### EXERCISE GOAL
If a line in the entries below contains "true", copy it.

Data records for software interfaces:
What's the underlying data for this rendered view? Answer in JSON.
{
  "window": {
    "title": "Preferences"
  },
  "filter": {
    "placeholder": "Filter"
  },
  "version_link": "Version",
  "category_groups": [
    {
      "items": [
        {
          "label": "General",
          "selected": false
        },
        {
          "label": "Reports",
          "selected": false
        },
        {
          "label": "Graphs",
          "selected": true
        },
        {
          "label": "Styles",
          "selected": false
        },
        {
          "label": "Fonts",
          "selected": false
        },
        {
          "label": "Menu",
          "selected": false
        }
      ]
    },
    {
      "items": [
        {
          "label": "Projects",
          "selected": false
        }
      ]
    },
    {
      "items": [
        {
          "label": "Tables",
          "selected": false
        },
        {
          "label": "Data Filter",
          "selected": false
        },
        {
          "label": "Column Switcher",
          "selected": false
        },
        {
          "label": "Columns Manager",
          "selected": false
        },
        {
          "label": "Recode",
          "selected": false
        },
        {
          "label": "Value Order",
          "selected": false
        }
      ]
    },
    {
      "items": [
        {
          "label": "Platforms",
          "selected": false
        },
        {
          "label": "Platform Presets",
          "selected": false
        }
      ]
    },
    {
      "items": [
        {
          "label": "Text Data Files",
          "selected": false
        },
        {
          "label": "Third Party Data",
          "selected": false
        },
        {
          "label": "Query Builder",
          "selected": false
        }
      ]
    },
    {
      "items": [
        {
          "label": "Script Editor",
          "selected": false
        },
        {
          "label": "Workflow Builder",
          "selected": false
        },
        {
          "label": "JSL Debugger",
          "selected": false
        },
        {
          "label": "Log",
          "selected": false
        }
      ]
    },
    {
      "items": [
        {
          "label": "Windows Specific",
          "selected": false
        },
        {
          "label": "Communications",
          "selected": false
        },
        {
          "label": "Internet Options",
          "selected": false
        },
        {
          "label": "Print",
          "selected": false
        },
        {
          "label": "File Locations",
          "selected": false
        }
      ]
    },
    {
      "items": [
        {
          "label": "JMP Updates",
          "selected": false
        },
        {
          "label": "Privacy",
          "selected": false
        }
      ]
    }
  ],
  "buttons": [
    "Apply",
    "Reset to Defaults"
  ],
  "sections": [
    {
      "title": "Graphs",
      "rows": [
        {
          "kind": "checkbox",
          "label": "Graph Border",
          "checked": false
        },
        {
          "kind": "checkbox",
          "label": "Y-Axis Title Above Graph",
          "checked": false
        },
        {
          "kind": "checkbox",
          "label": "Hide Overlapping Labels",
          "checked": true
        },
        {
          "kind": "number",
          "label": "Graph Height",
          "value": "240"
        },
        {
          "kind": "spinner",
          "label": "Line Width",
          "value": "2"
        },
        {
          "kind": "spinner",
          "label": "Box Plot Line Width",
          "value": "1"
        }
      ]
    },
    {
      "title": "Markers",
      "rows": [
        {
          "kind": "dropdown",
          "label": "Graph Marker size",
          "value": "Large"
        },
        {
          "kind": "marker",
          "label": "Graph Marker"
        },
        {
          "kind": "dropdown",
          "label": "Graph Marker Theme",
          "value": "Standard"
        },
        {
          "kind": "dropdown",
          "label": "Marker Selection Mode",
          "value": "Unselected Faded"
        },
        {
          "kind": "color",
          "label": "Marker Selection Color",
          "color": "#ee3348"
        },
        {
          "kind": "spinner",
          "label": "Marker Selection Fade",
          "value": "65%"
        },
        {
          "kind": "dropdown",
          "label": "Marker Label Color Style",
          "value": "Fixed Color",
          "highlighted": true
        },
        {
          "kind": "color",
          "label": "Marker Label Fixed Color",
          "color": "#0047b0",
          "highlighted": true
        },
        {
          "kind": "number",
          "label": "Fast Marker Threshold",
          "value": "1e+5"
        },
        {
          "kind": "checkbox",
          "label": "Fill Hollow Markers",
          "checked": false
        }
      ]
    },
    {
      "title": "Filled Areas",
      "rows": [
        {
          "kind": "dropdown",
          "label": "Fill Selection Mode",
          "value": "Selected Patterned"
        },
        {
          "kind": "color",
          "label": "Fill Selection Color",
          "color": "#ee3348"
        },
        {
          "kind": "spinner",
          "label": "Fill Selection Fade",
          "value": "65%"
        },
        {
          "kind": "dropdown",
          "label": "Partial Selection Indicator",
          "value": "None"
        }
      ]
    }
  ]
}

### TASK RESULT
          "selected": true
          "checked": true
          "highlighted": true
          "highlighted": true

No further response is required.